We live in a world with scarce resources. Limited resources means that we can only have access to or produce so much of any one good or service in particular. It also means for example, that if we use our resources to build cars, we might not have enought left over to build boats, planes, or trains. Thats where the limited resources part of economics shows up. The other half of the economics pie focuses our attention on the unlimited wants part. Which considers all the things people dream of while enjoying a good nights sleep. Let's say for example that yesterdeay we chose to use our limited resources to make cars. Now today, we decide we also want not only a car but also a boat too. In other words, we still want everything our eyes see, everything we dreamed about last night, even though we know we can't afford them all. Economics studies these factors and their interactions.
At its most basic, economics is the study of what to produce, for whom to produce, and how to produce something (a commodity). Although this statement is very simple, its implications are very far reaching. For example, a typical introductory text to the subject of economics will usually touch on issues from why a price of a house is what it is to why some people are poorer then others.
Since economics puts human behaviour under a microscope, many regard economics to be a social science. As a social science the theories and hypothesis are developed through the use of analytical methods which are commonly found in hard sciences like physics and chemistry. However because the subject matter, human behaviour, is so broad and complicated it is often thought that there is rarely a right or wrong answer.
One can make a clear distinction in the study if economics between arguments over mechanisms involved in the economy and arguments over whether those mechanisms should be working, if at all, in the manner they are.
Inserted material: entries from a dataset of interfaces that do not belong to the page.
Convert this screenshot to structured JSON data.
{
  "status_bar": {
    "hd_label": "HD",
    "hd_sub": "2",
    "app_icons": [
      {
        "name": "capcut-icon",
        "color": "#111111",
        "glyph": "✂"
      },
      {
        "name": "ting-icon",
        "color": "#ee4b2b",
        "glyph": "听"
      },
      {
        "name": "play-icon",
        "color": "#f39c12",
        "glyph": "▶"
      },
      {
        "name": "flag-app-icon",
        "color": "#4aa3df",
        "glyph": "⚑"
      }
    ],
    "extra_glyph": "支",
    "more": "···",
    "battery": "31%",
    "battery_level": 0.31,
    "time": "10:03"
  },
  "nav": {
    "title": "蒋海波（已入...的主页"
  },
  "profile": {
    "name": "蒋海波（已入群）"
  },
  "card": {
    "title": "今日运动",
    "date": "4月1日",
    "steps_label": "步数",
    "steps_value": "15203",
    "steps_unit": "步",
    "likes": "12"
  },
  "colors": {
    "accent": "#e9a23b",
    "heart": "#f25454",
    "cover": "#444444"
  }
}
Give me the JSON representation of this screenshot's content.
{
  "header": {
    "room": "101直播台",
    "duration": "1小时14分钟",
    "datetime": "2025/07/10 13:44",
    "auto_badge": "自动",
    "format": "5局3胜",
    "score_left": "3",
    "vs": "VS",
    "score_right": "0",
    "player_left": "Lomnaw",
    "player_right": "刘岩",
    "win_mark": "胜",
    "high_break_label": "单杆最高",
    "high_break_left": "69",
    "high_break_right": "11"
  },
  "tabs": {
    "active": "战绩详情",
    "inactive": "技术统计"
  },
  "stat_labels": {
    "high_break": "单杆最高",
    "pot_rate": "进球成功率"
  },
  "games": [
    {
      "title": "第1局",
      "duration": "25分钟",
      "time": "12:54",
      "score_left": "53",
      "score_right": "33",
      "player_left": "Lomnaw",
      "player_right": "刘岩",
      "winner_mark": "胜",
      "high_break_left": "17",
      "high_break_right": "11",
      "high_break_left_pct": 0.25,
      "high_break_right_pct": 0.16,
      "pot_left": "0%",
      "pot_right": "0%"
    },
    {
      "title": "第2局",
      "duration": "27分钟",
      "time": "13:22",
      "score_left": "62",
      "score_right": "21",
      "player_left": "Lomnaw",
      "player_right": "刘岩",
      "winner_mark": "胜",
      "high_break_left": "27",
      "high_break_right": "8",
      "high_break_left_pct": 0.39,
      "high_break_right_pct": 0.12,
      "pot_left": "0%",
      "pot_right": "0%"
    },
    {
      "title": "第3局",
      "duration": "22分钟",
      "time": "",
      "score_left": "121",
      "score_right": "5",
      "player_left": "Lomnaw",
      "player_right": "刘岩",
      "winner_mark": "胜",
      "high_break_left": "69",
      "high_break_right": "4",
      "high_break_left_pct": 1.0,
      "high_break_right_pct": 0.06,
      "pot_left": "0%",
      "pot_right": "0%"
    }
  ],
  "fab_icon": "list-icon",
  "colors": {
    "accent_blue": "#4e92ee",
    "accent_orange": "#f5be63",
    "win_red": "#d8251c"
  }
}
Positive economics concerns itself with analysis and predictions of behaviour of the person and society and the general economy. This involves a close study of real life observations usually conducted through numerical data such as unemployment rate or price level on occasion through experiments on live subjects. Positive economists try to act as logically as possible with no ethical or moral code except for the principle of understanding how the economy really works.
Normative economics on the other hand attempts to form recommendations based on positive economics. As such normative economics is thought to be based on people’s judgements. It is impossible to say which judgement is right or wrong because all judgements and opinions are partially based on personal preferences and taste.
So economic problems and phenomena can be considered autonomous of outside factors and thus do not need to be considered in a wider context. On the other hand some economic issues are thought to be far too intertwined with outside factors and thus the whole economy must be considered in order to study this certain issues accurately. such issues might be government intervention or international trade disputes.
Therefore economics divides into microeconomics, which studies decisions made by individual people and firms independent of many other factors, and macroeconomics, in which the economy is thought of as a whole unit. Both branches often deliberately simply real life factors in order to keep analysis at a manageable level of complexity but macroeconomics is thought to simply and aggregate human behaviour to a far higher degree then microeconomics.
Although there is a clear distinction in the area of economics which is studied, theories and ideas developed in both branches are often needed to be considered together to form more accurate conclusions. For example analysing inflation can be done at an aggregate level yet to really understand why it is occurring one must consider supply and demand of key individual markets like labour and raw materials, which may include energy, and any possible restrictions of supply or major shifts of demand in these market.